Areas of Practice

Company Structure

Legal form
International business companies –IBCs (Off –shore) may be registered in Cyprus under the legal forms which follow:-
Any person whether an EU national or not and any legal entity wherever incorporated can be a shareholder of a Cyprus company.

  • • Company incorporated in Cyprus
  • • Branch of an overseas company registered in Cyprus
  • • General or limited partnership registered in Cyprus

 

Private or public companies are registered in Cyprus under the Companies Law which is almost identical to the United Kingdom's former Companies Act 1948.


A branch of an overseas company may be registered in Cyprus under the relevant section of the Companies Law. A branch does not constitute a legal entity different from that of its founding overseas company.

Partnerships are registered in Cyprus under the Partnership and Business Names Law which is also based on English Legislation. A partnership may consist of 2 to 20 natural or legal persons carrying on a business in common with a view to profit.

The company name
List of proposed names approved by the Registrar of Companies is freely available to interested clients.

As regards a client wishing a particular name of their choice no difficulties are faced for obtaining approval subject to the following:

  • • The Registrar is unlikely to accept a name if it is too similar to that of an existing name, is considered misleading or too general, it suggests national or international connection, it includes words such as Insurance, Bank, Financial Services etc.
  • • The word limited must be at the end of each company's name, except in some special cases e.g. charitable objects.

 

The Memorandum and Articles of Association
The Memorandum of Association defines and limits the company's powers particularly as regards its dealings with the outside world. The company's objects should be as wide as possible so as to enable it to engage in any kind of business or activity, without this being ultra vires and therefore void. In addition to the above the memorandum of association stresses the fact that the liability of the company's members is limited and shows the amount of share capital with which the company proposes to be registered and the division thereof into shares of a fixed amount.

The purpose of the Articles of Association is to set out the rules governing the company's internal affairs (e.g. general meetings, voting rights, share transfers, directors’ powers, accounts and audit etc).

Share capital
Company shares must be denominated in Euro currency.

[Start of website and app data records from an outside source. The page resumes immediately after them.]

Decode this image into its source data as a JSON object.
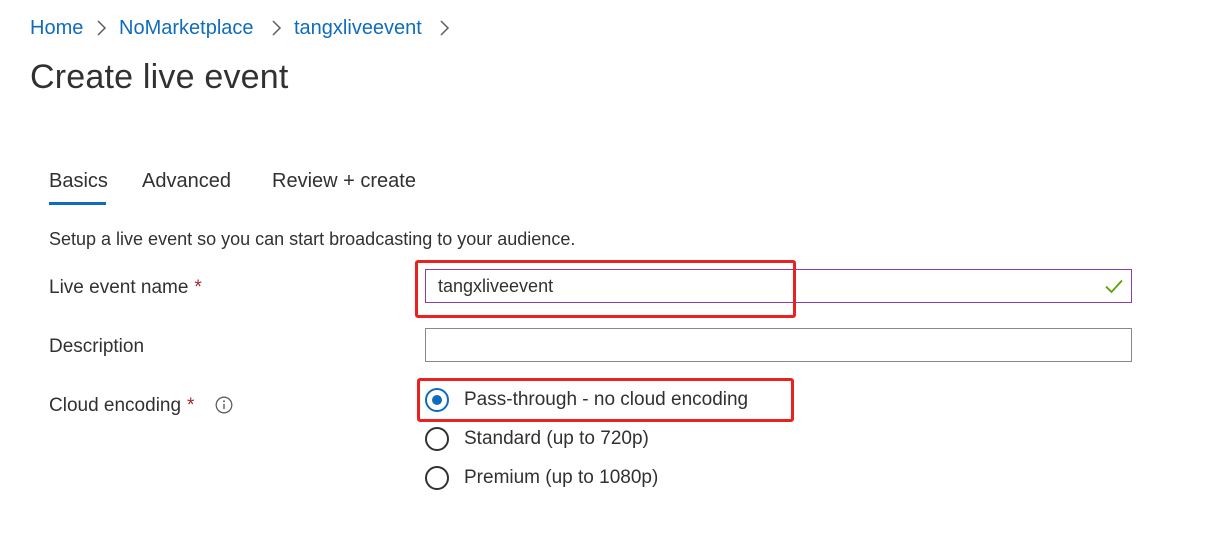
{
  "breadcrumb": {
    "items": [
      {
        "label": "Home"
      },
      {
        "label": "NoMarketplace"
      },
      {
        "label": "tangxliveevent"
      }
    ]
  },
  "page": {
    "title": "Create live event"
  },
  "tabs": [
    {
      "label": "Basics",
      "active": true
    },
    {
      "label": "Advanced",
      "active": false
    },
    {
      "label": "Review + create",
      "active": false
    }
  ],
  "form": {
    "intro": "Setup a live event so you can start broadcasting to your audience.",
    "required_marker": "*",
    "live_event_name": {
      "label": "Live event name",
      "value": "tangxliveevent",
      "valid": true
    },
    "description": {
      "label": "Description",
      "value": ""
    },
    "cloud_encoding": {
      "label": "Cloud encoding",
      "options": [
        {
          "label": "Pass-through - no cloud encoding",
          "selected": true
        },
        {
          "label": "Standard (up to 720p)",
          "selected": false
        },
        {
          "label": "Premium (up to 1080p)",
          "selected": false
        }
      ]
    }
  },
  "colors": {
    "link": "#0f6cbd",
    "accent": "#0f6cbd",
    "required": "#a4262c",
    "valid_check": "#57a300",
    "focused_border": "#8a3dab",
    "annotation": "#e8231f"
  },
  "icons": {
    "breadcrumb_separator": "chevron-right-icon",
    "info": "info-icon",
    "valid": "checkmark-icon"
  }
}
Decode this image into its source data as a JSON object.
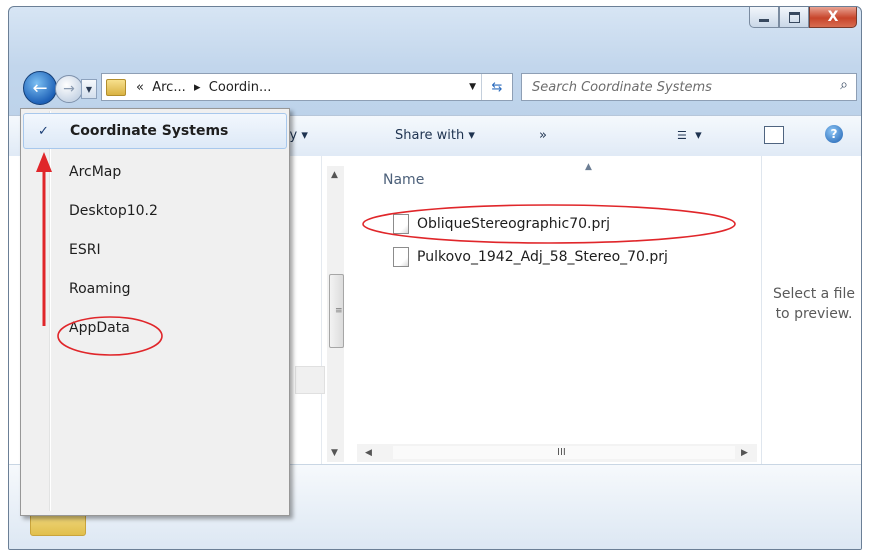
{
  "window": {
    "buttons": {
      "minimize": "minimize",
      "maximize": "maximize",
      "close": "X"
    }
  },
  "nav": {
    "back_icon": "back-arrow-icon",
    "forward_icon": "forward-arrow-icon"
  },
  "address": {
    "prefix": "«",
    "crumb1": "Arc...",
    "separator": "▸",
    "crumb2": "Coordin..."
  },
  "search": {
    "placeholder": "Search Coordinate Systems"
  },
  "toolbar": {
    "library_label": "ibrary ▾",
    "share_label": "Share with ▾",
    "more_label": "»",
    "views_label": "▾",
    "help_label": "?"
  },
  "file_list": {
    "column_name": "Name",
    "files": [
      {
        "name": "ObliqueStereographic70.prj"
      },
      {
        "name": "Pulkovo_1942_Adj_58_Stereo_70.prj"
      }
    ]
  },
  "preview": {
    "line1": "Select a file",
    "line2": "to preview."
  },
  "scrollbar": {
    "h_grip": "III",
    "v_grip": "≡"
  },
  "history_menu": {
    "checkmark": "✓",
    "items": [
      {
        "label": "Coordinate Systems",
        "selected": true
      },
      {
        "label": "ArcMap",
        "selected": false
      },
      {
        "label": "Desktop10.2",
        "selected": false
      },
      {
        "label": "ESRI",
        "selected": false
      },
      {
        "label": "Roaming",
        "selected": false
      },
      {
        "label": "AppData",
        "selected": false
      }
    ]
  },
  "colors": {
    "annotation_red": "#e0262a",
    "selection_border": "#a8c8ec",
    "link_blue": "#1e3350"
  }
}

Company shares are nominative and thus cannot be issued to the bearer.

The minimum paid up capital is €1,000 for a company without a fully fledged office in Cyprus and €20,000 for those that will employ expatriate staff.

Companies intending to render insurance, banking or financial services to the public at large are subject to additional capital requirements or guarantees.

Nominee shareholders

Our firm will provide nominee shareholders one shareholder may hold up to 100% of the shares.

If confidentiality is deemed necessary the use of nominee shareholders should be considered. The nominee prepares and delivers to the beneficial owner a properly created trust document. The names of the beneficial owners, and their identity is protected by rules of absolute secrecy and legal professional privilege and confidentiality. The public records kept at the Department of the Registrar and Official Receiver show only the names of the registered owners (nominees)

Directors
Our firm will provide “nominee Directors”
Every company must have at least one director. The articles of the company stipulate most of the powers which the directors enjoy. Moreover the Companies Law and general principles of Law ultimately govern and set the limits of the director(s) powers. Whatever the articles of association may provide, the ultimate control for the appointment and removal of directors rests with the members of the company.A company by power of attorney can assign all the powers to operate the company to a third party usually the beneficial owner of the company or his representative. 

Secretary
Our firm will appoint the secretary
The secretary is appointed by and is responsible to the directors and is recognised by the law as an important ‘officer' of the company. The responsibilities of the secretary vary from company to company but they generally include the job of maintaining the statutory books and the minute books.

Registered office
Our firm will provide the registered office
Every company must have a registered office. The registered office is the place where writs, summonses, notices, orders and other official documents can be served upon the company.

See Corporate & Tax Planning